Display quality, the most important monitor feature, isn't a major worry thanks to a generally high standard of performance. But you should also consider these factors when choosing a monitor.
A monitor's resolution refers to the number of picture elements, or pixels, that make up an image. More pixels means finer detail. Most monitors can display at several resolutions, generally from 640x480 to 1920x1200, depending on the monitor and the computer's graphics card. An LCD usually displays its sharpest image when set to its "native" resolution--typically 1440x900 for a 19-inch display, 1680x1050 for a 22-inch, and 1920x1200 for a 24-inch. Typical resolutions for wide-screen monitors are 1600x900 for a 20-inch, 1920x1080 for a 22-inch, and 1920x1200 for a 24-inch. The Apple display we tested has resolution of 2560x2440.
The higher the resolution, the smaller the text and images, meaning more content can fit on the screen.

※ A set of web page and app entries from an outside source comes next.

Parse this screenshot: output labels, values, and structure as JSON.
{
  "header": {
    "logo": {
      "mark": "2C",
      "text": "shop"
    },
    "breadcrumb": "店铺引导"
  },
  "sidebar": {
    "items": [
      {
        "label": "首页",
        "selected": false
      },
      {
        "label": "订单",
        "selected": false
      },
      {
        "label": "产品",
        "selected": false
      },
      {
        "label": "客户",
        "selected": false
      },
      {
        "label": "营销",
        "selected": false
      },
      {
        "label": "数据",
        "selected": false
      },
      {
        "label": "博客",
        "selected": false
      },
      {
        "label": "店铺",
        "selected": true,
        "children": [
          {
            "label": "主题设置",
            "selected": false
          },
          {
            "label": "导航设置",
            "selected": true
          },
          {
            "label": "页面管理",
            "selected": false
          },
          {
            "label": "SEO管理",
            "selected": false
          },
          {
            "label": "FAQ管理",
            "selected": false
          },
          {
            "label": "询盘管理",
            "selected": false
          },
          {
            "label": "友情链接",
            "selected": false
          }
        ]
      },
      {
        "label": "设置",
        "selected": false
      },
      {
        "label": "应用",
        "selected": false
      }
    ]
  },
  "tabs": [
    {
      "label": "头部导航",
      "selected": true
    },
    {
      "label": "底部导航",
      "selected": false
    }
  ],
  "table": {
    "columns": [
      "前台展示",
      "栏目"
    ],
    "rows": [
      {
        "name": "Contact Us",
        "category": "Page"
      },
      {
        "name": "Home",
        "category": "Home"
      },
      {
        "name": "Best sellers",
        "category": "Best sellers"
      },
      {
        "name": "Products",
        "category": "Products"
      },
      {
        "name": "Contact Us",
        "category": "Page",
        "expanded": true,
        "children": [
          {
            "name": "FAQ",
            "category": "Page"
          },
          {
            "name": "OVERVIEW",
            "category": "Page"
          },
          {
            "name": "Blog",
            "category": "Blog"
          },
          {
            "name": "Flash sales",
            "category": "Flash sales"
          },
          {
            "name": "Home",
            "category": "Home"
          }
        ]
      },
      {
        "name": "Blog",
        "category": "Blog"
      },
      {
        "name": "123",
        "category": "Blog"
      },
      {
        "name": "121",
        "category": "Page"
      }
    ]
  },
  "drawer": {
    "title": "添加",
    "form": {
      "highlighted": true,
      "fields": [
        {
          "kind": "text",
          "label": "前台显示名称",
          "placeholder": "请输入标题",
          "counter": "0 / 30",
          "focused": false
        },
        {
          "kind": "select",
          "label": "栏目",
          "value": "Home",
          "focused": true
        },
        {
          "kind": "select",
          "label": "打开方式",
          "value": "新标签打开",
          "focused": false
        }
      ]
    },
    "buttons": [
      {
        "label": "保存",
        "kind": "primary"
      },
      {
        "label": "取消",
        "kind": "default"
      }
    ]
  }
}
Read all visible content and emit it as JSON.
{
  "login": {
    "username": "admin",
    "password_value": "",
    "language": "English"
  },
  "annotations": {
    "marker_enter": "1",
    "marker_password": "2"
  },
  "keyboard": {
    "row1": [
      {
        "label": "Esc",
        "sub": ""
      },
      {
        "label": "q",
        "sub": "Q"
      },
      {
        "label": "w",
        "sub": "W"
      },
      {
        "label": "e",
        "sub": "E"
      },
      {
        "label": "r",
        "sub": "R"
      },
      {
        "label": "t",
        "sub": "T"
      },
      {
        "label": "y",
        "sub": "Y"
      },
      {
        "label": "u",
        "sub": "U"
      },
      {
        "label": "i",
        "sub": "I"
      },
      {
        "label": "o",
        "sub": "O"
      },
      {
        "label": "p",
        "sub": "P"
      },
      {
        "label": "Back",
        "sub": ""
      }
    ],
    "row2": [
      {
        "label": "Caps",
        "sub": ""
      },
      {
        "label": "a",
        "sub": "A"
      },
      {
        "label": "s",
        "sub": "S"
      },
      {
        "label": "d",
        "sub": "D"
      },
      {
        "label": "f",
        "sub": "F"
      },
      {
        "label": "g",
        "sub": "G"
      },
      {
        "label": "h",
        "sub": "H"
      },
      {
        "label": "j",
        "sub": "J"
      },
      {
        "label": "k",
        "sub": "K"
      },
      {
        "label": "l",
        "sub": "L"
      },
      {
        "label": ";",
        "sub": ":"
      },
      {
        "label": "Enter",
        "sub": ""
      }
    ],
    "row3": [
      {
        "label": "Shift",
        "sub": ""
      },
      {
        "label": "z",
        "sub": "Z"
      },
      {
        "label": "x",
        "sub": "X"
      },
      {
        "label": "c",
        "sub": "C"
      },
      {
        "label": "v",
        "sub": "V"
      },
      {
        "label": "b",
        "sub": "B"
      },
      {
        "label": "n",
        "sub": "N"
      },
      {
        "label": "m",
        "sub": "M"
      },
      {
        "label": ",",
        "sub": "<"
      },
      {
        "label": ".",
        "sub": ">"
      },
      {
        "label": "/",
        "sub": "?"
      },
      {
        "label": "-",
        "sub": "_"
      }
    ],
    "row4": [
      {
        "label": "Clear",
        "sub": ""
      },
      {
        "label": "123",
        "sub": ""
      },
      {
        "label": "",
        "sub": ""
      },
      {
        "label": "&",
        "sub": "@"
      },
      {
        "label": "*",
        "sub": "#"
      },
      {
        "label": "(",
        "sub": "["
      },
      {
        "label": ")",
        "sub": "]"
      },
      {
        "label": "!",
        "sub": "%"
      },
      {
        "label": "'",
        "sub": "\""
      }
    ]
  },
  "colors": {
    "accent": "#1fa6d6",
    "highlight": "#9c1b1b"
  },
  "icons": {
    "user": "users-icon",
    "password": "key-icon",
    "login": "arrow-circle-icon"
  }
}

Higher resolution is better for working with photos and graphics.
A flat-panel display's response time indicates how quickly the screen can respond to video image transitions.
Expressed as a ratio, this is a measure of the difference between the brightest white and the deepest black. A higher contrast ratio can produce images that are more vivid and punchy. But because the way manufacturers measure contrast ratio is not uniform, advertised figures are not reliable.
A bright screen is important if you're working in a brightly lit room. The spec is expressed as candelas per square meter, or cd/m2. The higher the number, the better. You can also control an LCD's brightness with buttons or on-screen controls. Most monitors also have controls for color balance (usually called color temperature), adjusting the screen geometry, and similar functions.
Virtually all new monitors have the DVI (digital visual interface) ports you need to take advantage of higher-end video cards for a sharper image. Not all include the necessary DVI cable, however (you can buy one for about $10). HDMI (high-definition multimedia interface) ports are becoming more prevalent. You'll also find them on some newer computers and electronics equipment such as Blu-ray/DVD players. One of the advantages of the HDMI interface is it allows for video and audio to be sent over the same cable (useful only if the monitor has built-in speakers). If you choose a monitor without one, you can buy an adapter for $25 or less that turns a DVI port into an HDMI connector, but you won't get audio through it.
DisplayPort is another connector beginning to show up on monitors. It can provide the same functionality as HDMI, but because it is royalty-free, it costs less for manufacturers to use it. Last year, several computer and display makers said they would eventually replace DVI and VGA connectors with DisplayPort and HDMI ports.
Another feature you'll be seeing on more monitors is touch-screen technology. The touch-screen monitors we've tested already work with the touch capabilities built into Windows 7. What's more important to consider is what's coming with Windows 8, which is being developed with tablets and computers in mind. That new operating system will incorporate a lot of touch-screen features into its new interface, which will include a series of tiles that represent your applications, documents, and so on. Windows 8 is due out this fall.
You'll find this feature on a few new monitors. All of the 3D monitors in our Ratings use active 3D technology, which generally does a much better job maintaining the 3D effect at various viewing angles than displays that use passive 3D technology. In our tests, all produced great-looking 3D images. The picture on an active 3D monitor isn't quite as bright in 3D mode as it is on a passive display. You'll need special glasses to view 3D. Compared with glasses for passive 3D, active-3D glasses tend to be heavier, cost more, and might need batteries. Of the monitors in our Ratings, only the Acer HN274H ($680) came with glasses.
Some monitors include a microphone, one or more USB ports, integrated or separate speakers, and HDMI inputs for viewing the output of a Blu-ray player or camcorder. You may also see LCD monitors with memory-card readers, so you can display photos on-screen directly from a camera, and iPod docks for viewing images or playing music through the monitor. A built-in TV tuner is another feature to look for if you want your monitor to double as a TV.